I’ve been thinking back on the last three years since we put all our stuff in storage, bought our Minnie Winnie and started our new life as wandering minstrels and authors. That first year we were learning how the “dry camping” and “boondocking” thing worked for the various places in Michigan where we would stay. You soon find out which big box stores are friendly to overnight parking and where to find places to empty tanks, get propane cheap, and fill up with fresh water. It’s gotten to be so we know how to “work” most of the places in the upper and lower peninsulas of Michigan where we ply our craft.
Our prime spot at the beach!
That first summer we spent a lot of time at Holland State Park during the day. We’d get there very early in the morning, claim our spot, put out the awning and spend the day at the beach. As evening approached and our day’s work was done, we’d take a quick swim, get the motor home travel ready, and then sit out in the sand in our lounge chairs and watch the sun set over the wide expanse of the big lake We’d try hard not to blink at the very second it disappeared below the horizon so we could try to see the famous “green flash.”
Holland, Michigan Sunset

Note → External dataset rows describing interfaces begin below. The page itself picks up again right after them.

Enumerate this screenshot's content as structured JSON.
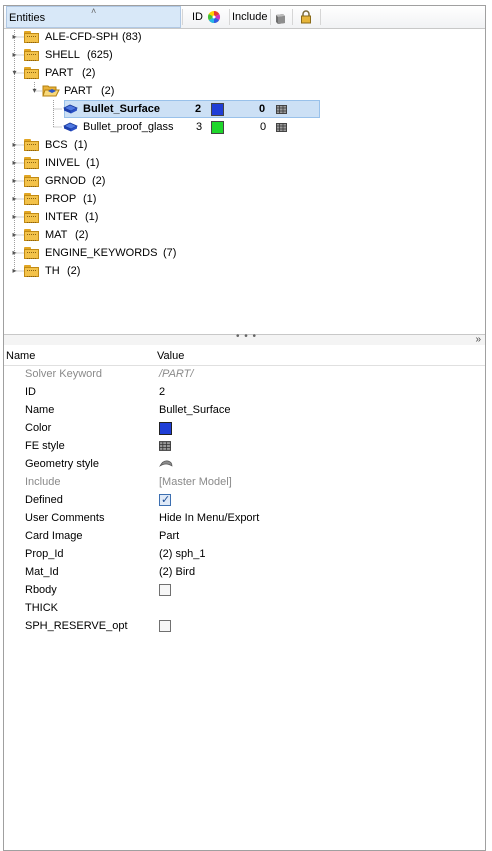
{
  "header": {
    "entities": "Entities",
    "id": "ID",
    "include": "Include",
    "sort_icon": "sort-ascending-icon",
    "color_icon": "color-wheel-icon",
    "fe_icon": "fe-style-icon",
    "lock_icon": "lock-icon"
  },
  "tree": {
    "items": [
      {
        "label": "ALE-CFD-SPH",
        "count": "(83)"
      },
      {
        "label": "SHELL",
        "count": "(625)"
      },
      {
        "label": "PART",
        "count": "(2)"
      },
      {
        "label": "PART",
        "count": "(2)"
      },
      {
        "label": "Bullet_Surface",
        "id": "2",
        "include": "0",
        "color": "#1f3ed6"
      },
      {
        "label": "Bullet_proof_glass",
        "id": "3",
        "include": "0",
        "color": "#1ed62b"
      },
      {
        "label": "BCS",
        "count": "(1)"
      },
      {
        "label": "INIVEL",
        "count": "(1)"
      },
      {
        "label": "GRNOD",
        "count": "(2)"
      },
      {
        "label": "PROP",
        "count": "(1)"
      },
      {
        "label": "INTER",
        "count": "(1)"
      },
      {
        "label": "MAT",
        "count": "(2)"
      },
      {
        "label": "ENGINE_KEYWORDS",
        "count": "(7)"
      },
      {
        "label": "TH",
        "count": "(2)"
      }
    ]
  },
  "splitter": {
    "dots": "• • •",
    "collapse": "»"
  },
  "properties": {
    "name_header": "Name",
    "value_header": "Value",
    "rows": [
      {
        "name": "Solver Keyword",
        "value": "/PART/"
      },
      {
        "name": "ID",
        "value": "2"
      },
      {
        "name": "Name",
        "value": "Bullet_Surface"
      },
      {
        "name": "Color",
        "value": "#1f3ed6"
      },
      {
        "name": "FE style",
        "value": "fe-style-icon"
      },
      {
        "name": "Geometry style",
        "value": "geometry-style-icon"
      },
      {
        "name": "Include",
        "value": "[Master Model]"
      },
      {
        "name": "Defined",
        "value": "checked"
      },
      {
        "name": "User Comments",
        "value": "Hide In Menu/Export"
      },
      {
        "name": "Card Image",
        "value": "Part"
      },
      {
        "name": "Prop_Id",
        "value": "(2) sph_1"
      },
      {
        "name": "Mat_Id",
        "value": "(2) Bird"
      },
      {
        "name": "Rbody",
        "value": "unchecked"
      },
      {
        "name": "THICK",
        "value": ""
      },
      {
        "name": "SPH_RESERVE_opt",
        "value": "unchecked"
      }
    ]
  }
}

It was that same summer that Shari really put our situation into perspective when she looked at me with an expression born of epiphany and said, “Wyatt! We live in a motor home! We’re driving ten miles a day back and forth to the beach. We can do our work anywhere. Why not take those miles and work our way north and see where we end up?” All at once we were inspired by this fresh approach to the hours of laboring on phone calls, developing promotional material and wrestling with computers and printers. We could pick our work environment. We were in charge! And instead of driving back and forth between our dry camping spot and the beach, we could just pick a direction and go.
Orchard Beach Campground, gateway to M22.
So we decided to inch our way up the western coast of Michigan, following US 31 and M-22 much of the way. We found ourselves traveling through quaint little towns and some of the most breath-takingly beautiful hilly and rugged scenery. Some of the towns had banners up advertising summer concerts, and we began leaving our promotional material with them as we passed through. We would find a scenic place or state park along the way where we could spend the day and work. It was our mini “blue highways” trip, and established what became our annual “northern tour”.
Thinking back on all of this gets the two of us excited about sharing stories from the last few years, so our future posts are bound to include a few trips in the “wayback machine.” So if you’re ready–hang on! Let’s see where we land! -Wyatt